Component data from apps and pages
--------

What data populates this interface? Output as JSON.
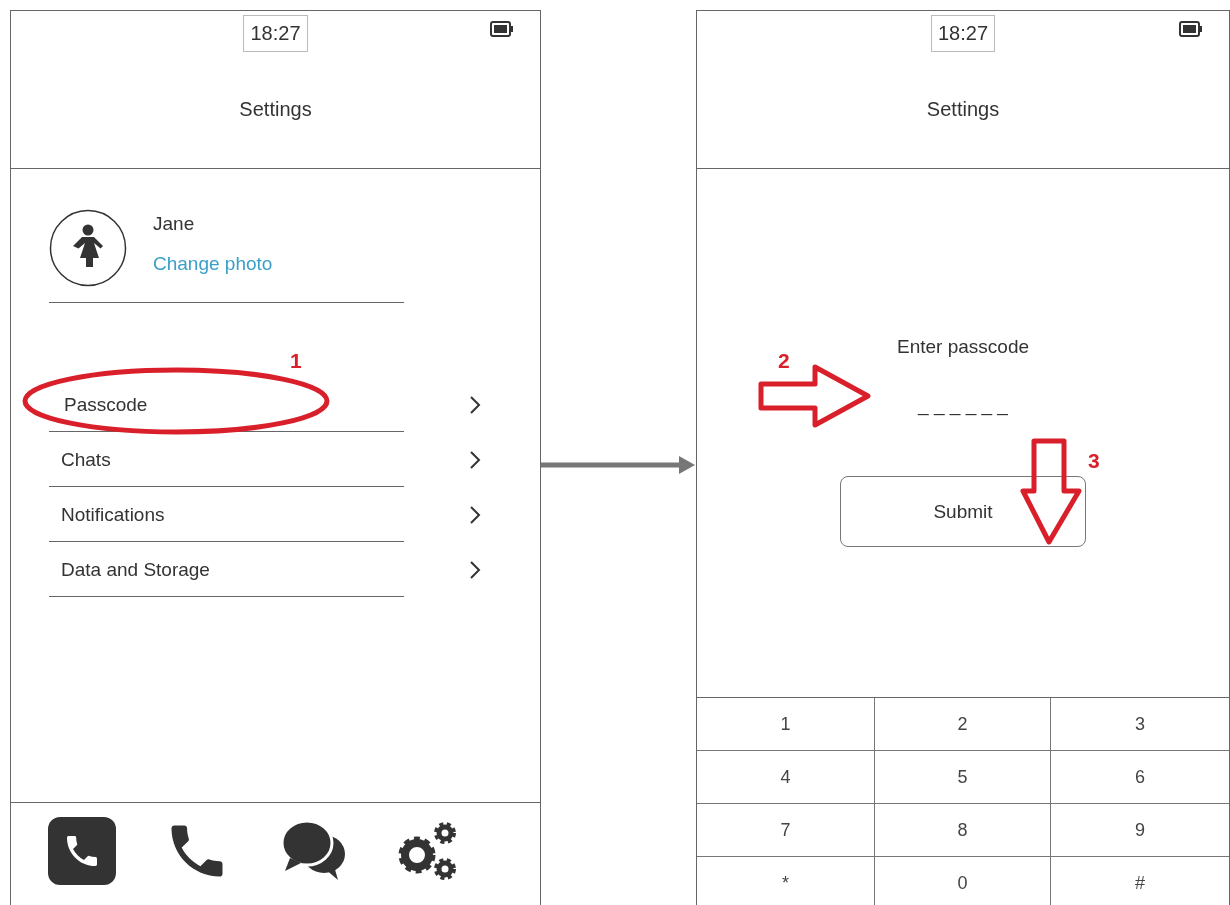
{
  "screens": [
    {
      "status": {
        "time": "18:27"
      },
      "title": "Settings",
      "profile": {
        "name": "Jane",
        "link": "Change photo"
      },
      "menu": [
        {
          "label": "Passcode"
        },
        {
          "label": "Chats"
        },
        {
          "label": "Notifications"
        },
        {
          "label": "Data and Storage"
        }
      ],
      "nav": [
        {
          "kind": "phone",
          "selected": true
        },
        {
          "kind": "phone",
          "selected": false
        },
        {
          "kind": "chat",
          "selected": false
        },
        {
          "kind": "settings",
          "selected": false
        }
      ]
    },
    {
      "status": {
        "time": "18:27"
      },
      "title": "Settings",
      "prompt": "Enter passcode",
      "passcode": {
        "placeholder": "_ _ _ _ _ _"
      },
      "button": "Submit",
      "keypad": [
        [
          "1",
          "2",
          "3"
        ],
        [
          "4",
          "5",
          "6"
        ],
        [
          "7",
          "8",
          "9"
        ],
        [
          "*",
          "0",
          "#"
        ]
      ]
    }
  ],
  "annotations": [
    {
      "kind": "ellipse",
      "label": "1"
    },
    {
      "kind": "arrow-right",
      "label": "2"
    },
    {
      "kind": "arrow-down",
      "label": "3"
    }
  ]
}
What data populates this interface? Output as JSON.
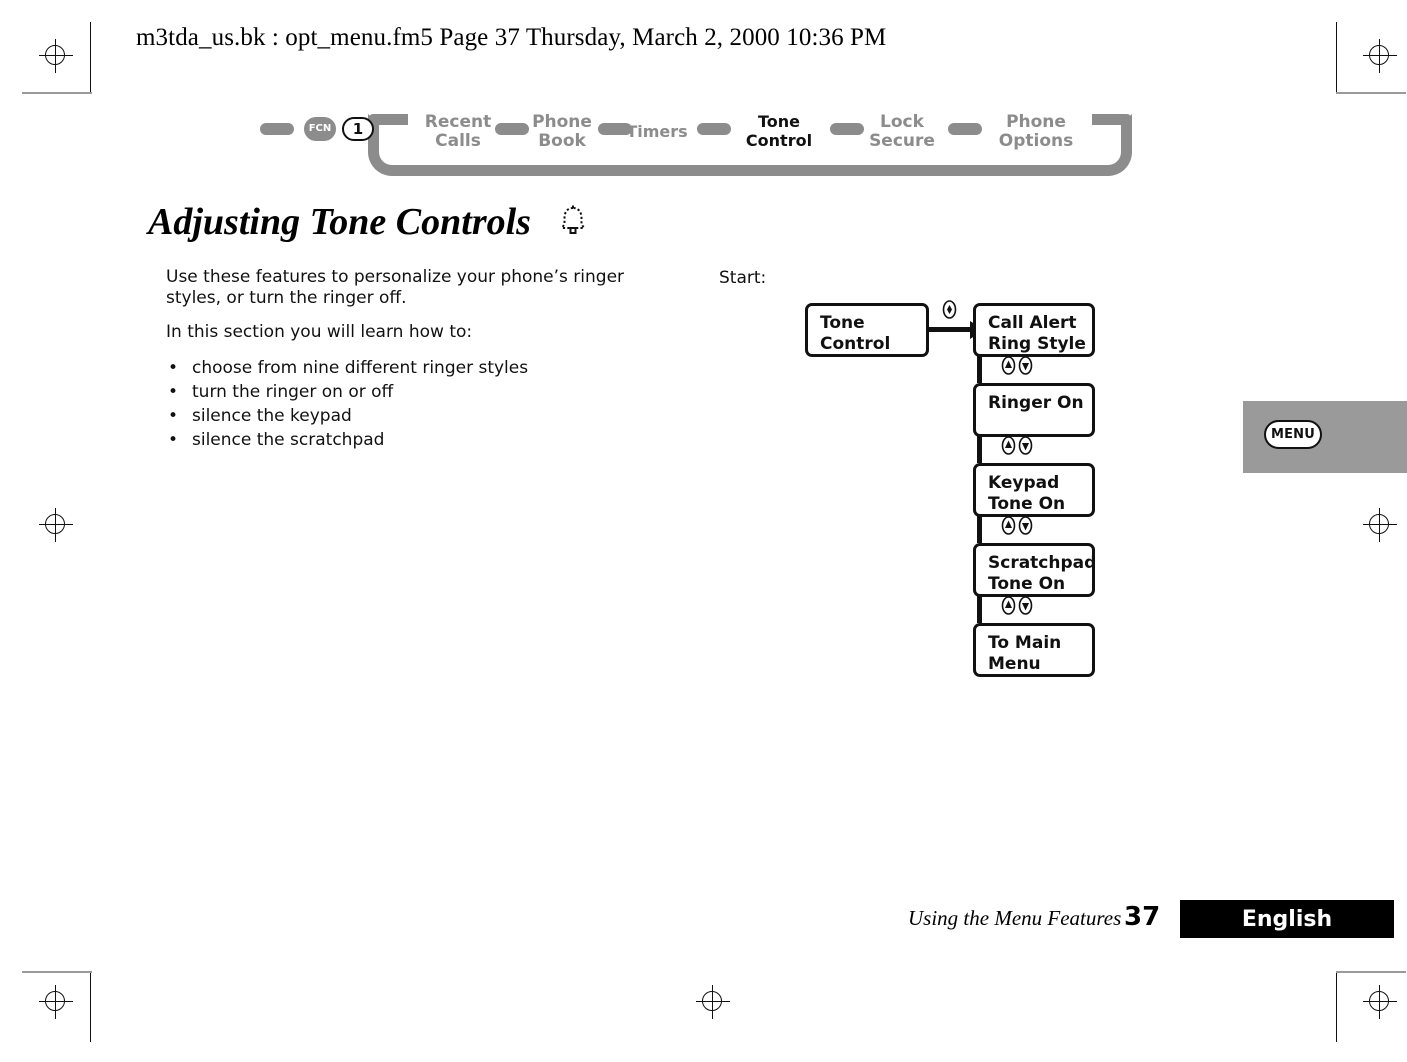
{
  "header": {
    "filename_line": "m3tda_us.bk : opt_menu.fm5  Page 37  Thursday, March 2, 2000  10:36 PM"
  },
  "breadcrumb": {
    "keys": [
      {
        "label": "FCN",
        "style": "filled"
      },
      {
        "label": "1",
        "style": "outline"
      }
    ],
    "items": [
      {
        "label": "Recent\nCalls",
        "active": false
      },
      {
        "label": "Phone\nBook",
        "active": false
      },
      {
        "label": "Timers",
        "active": false
      },
      {
        "label": "Tone\nControl",
        "active": true
      },
      {
        "label": "Lock\nSecure",
        "active": false
      },
      {
        "label": "Phone\nOptions",
        "active": false
      }
    ]
  },
  "title": {
    "text": "Adjusting Tone Controls",
    "icon": "bell-icon"
  },
  "content": {
    "intro": "Use these features to personalize your phone’s ringer styles, or turn the ringer off.",
    "lead_in": "In this section you will learn how to:",
    "bullet_char": "•",
    "bullets": [
      "choose from nine different ringer styles",
      "turn the ringer on or off",
      "silence the keypad",
      "silence the scratchpad"
    ]
  },
  "flowchart": {
    "start_label": "Start:",
    "start_box": "Tone\nControl",
    "steps": [
      "Call Alert\nRing Style",
      "Ringer On",
      "Keypad\nTone On",
      "Scratchpad\nTone On",
      "To Main\nMenu"
    ],
    "key_icons": {
      "select": "select-key-icon",
      "up": "up-key-icon",
      "down": "down-key-icon"
    }
  },
  "menu_tab": {
    "button_label": "MENU"
  },
  "footer": {
    "section": "Using the Menu Features",
    "page_number": "37",
    "language": "English"
  },
  "colors": {
    "nav_gray": "#8c8c8c",
    "tab_gray": "#9a9a9a",
    "ink": "#111111",
    "footer_bar": "#000000"
  }
}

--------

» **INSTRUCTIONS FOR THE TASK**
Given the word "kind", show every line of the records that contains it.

» **SOLUTION TO THIS EXERCISE**
          "kind": "phone",
          "kind": "phone",
          "kind": "chat",
          "kind": "settings",
      "kind": "ellipse",
      "kind": "arrow-right",
      "kind": "arrow-down",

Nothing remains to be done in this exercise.